The verdict on collagen drinks

Collagen drinks are the buzz skincare product of recent months, purported to help restore plumpness, bounce and suppleness to ageing faces. The daily supplement comes in bottles, shots or powder (which you add to liquid). A colleague was even offered a cup of collagen tea after a facial. Collagen is the most abundant protein in our bodies, found in bones, muscles and tendons as well as skin, hair and nails. It is part of the connective tissue in the skin that creates firmness and suppleness and is vital for skin elasticity, as well as driving skin cell renewal. But collagen production slows down as we age, thus the impetus to replace it.

Skincare brands have long tried to introduce collagen into our complexions topically, although most dermatologists say its molecules are too big to penetrate below the surface. So can consuming collagen orally really make a difference? Initially a sceptic, dermatologist Dr. Stefanie Williams, medical director at European Dermatology London (, now believes some products live up to their claims. ‘Like many others, I thought the collagen would simply be digested and broken down before it entered the bloodstream and never reach the skin.’
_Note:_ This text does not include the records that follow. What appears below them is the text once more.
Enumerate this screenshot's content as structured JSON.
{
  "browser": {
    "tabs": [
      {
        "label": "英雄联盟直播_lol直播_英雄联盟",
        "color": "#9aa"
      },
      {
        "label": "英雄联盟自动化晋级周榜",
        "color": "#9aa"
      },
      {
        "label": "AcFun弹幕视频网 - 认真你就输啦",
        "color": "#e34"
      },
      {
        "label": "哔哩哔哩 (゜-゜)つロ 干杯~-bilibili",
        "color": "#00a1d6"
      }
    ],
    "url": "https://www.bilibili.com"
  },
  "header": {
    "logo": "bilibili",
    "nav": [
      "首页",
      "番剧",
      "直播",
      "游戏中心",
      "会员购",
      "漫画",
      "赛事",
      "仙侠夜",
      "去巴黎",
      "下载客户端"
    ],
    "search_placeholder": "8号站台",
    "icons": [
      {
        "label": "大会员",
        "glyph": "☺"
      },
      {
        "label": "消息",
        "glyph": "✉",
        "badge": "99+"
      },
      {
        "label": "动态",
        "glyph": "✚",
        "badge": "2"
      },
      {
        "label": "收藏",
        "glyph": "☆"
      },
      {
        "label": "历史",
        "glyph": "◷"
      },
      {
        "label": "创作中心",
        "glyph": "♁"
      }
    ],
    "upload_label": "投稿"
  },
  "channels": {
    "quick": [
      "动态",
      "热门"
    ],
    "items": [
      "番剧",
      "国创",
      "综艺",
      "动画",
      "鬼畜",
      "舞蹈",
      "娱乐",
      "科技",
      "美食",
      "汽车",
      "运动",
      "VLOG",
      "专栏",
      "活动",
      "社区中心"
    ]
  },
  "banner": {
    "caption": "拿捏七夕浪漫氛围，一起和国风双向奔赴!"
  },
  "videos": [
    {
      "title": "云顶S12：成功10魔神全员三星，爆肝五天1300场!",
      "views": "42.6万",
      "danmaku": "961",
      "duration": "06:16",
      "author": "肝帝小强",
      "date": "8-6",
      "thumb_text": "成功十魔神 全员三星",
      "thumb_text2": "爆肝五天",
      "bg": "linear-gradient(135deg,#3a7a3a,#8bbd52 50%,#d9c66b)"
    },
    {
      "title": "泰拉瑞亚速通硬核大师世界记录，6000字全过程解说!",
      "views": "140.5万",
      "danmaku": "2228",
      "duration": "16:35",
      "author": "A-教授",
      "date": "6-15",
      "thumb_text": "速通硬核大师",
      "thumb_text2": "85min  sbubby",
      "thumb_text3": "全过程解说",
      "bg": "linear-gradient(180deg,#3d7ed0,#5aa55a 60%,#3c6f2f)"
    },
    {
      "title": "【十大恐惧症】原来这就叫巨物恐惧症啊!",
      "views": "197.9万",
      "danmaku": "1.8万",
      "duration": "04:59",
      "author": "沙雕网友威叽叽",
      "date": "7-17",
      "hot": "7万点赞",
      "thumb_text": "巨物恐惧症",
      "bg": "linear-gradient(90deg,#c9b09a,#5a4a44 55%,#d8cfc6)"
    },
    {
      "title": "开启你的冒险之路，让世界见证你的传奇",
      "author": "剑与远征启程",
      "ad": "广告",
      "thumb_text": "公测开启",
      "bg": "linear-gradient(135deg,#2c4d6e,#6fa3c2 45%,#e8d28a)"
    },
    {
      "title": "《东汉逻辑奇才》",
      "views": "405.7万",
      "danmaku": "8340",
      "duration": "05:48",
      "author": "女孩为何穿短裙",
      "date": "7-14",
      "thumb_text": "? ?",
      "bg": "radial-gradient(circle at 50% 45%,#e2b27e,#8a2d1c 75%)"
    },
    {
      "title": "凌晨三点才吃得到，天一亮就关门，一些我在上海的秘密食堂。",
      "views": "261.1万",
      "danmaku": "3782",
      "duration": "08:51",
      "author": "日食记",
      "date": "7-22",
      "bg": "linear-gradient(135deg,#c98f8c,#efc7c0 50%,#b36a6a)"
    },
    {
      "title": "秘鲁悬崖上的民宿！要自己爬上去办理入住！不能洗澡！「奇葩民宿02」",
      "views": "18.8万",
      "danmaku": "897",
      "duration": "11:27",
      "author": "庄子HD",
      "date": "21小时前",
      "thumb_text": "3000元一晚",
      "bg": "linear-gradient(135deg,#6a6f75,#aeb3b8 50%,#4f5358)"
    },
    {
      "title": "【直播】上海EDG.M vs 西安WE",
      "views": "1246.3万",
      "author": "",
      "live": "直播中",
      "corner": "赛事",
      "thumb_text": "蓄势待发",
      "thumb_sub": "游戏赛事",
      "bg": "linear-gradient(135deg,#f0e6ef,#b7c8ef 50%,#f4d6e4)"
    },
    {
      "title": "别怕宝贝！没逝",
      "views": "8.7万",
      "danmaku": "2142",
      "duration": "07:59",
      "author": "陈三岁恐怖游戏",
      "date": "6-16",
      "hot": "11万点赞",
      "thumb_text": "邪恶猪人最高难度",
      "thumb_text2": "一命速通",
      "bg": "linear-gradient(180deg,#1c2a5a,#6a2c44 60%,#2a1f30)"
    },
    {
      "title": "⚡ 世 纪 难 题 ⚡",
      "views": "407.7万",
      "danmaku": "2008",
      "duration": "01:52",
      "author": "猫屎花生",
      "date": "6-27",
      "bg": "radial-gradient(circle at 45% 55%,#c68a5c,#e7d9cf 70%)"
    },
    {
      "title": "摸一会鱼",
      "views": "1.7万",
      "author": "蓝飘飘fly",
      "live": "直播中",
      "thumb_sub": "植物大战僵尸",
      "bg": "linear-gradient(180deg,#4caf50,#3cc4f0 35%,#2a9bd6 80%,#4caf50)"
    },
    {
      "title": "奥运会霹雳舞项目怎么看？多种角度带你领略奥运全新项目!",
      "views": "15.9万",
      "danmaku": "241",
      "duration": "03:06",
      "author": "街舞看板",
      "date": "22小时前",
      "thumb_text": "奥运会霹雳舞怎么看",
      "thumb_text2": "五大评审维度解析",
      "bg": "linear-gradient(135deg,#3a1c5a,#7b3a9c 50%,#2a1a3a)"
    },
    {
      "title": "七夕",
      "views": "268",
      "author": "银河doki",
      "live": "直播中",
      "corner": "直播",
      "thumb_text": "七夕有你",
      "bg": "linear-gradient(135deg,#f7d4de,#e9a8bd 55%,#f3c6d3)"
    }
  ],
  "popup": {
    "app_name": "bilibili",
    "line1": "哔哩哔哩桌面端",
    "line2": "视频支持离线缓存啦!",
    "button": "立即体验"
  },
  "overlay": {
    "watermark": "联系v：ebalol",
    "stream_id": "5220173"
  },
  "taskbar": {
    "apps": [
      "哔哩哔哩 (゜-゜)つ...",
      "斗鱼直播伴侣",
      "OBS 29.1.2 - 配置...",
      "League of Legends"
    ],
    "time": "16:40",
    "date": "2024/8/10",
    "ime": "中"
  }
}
Scrutinising the data, however, Dr. Williams discovered the process works very differently. ‘After the molecule is broken down, the fragments are absorbed into the bloodstream and distributed through the entire body, including the skin, where small fragments remain for up to 14 days. Then comes the interesting bit: your body is essentially tricked into thinking that these fragments indicate collagen breakdown – as would happen with a big tissue injury, for instance – and repair is urgently needed. So it stimulates fibroblasts to produce more collagen, elastin and hyaluronic acid – the compounds that give our skin its youthful qualities.’

Dr. Williams now concludes that ‘collagen drinks – which include home-made bone broth – actually work by persuading our bodies to synthesise new collagen. There is data showing that certain supplements can improve hydration, skin elasticity and wrinkling.’



Aneva DermaAneva Derma £110 for 360 g powder (30 days’ supply), Recommended initial course: 90 days. Must be taken at night, in a cool drink or mixed into yoghurt. Each serving contains 10,000mg of pharma-grade hydrolysed bovine collagen, hyaluronic acid, antioxidants and alpha lipoic acid, with manganese, zinc, copper and vitamin C to optimise collagen production, maintenance and repair. Preservative-free, but includes a tiny bit of sugar. Clinical trials on the used collagen peptides showed positive results with 95 per cent absorption rates. In a recent ten-week study with Aneva Derma eight subjects all saw improved hydration, skin texture and volume in six to nine weeks; the study included skin scans. A 12-week study involving skin biopsies will report next month. Verdict 5/5



£90 for 30 x 150 ml bottles (30 days’ supply), Recommended initial course: 90 days, although consumers report good results within 30 days. Each 150 ml bottle contains 7,000 mg of hydrolysed freshwater fish collagen, plus calcium, MSM , B and C vitamins, flax seed and l-lysine amino acid. Less desirable is sugar from concentrated grape juice, plus artificial sweetener sucralose and a preservative. The company cites two studies of the same collagen peptides over a 12-week period, which show a line-smoothing effect and promising results for skin hydration and suppleness in 80 women taking 10,000 mg – a higher dose of collagen than in Skinade, but without the co-factors. Verdict 4/5


Pure CollagenPure Gold Collagen £35.99 for 10 x 50 ml bottles (ten days’ supply), Recommended initial course: 90 days. Each 50 ml bottle contains 5,000 mg hydrolysed marine (tilapia fish) collagen, plus hyaluronic acid, N-acetylglucosamine, borage oil, vitamins and minerals; no sugar or artificial preservatives, but contains sucralose and soy derivatives. A double-blind, placebo-controlled clinical trial by the company showed a significant eight per cent reduction in 18 women’s wrinkle depth in nine weeks plus better skin elasticity and hydration. However, the placebo group also saw improved elasticity and wrinkle depth. Wrinkle depth apparently returned to baseline in both groups by week 12. During a larger study the majority of subjects also had Botox or fillers, making the results questionable. Verdict 3/5


Fountain CollagenFountain The Phyto-Collagen Molecule £39.99 for 240 ml (24 days’ supply), Recommended initial course: 24 days, although results apparently appear within 14 days and become more visible over time. Each 10 ml serving contains 5,000 mg hydrolysed marine collagen derived from salmon, plus hyaluronic acid and antioxidant L-glutathione; zero sugar, but contains xylitol, a natural sweetener and prebiotic that promotes collagen production. There are no clinical trials to date. Verdict 2/5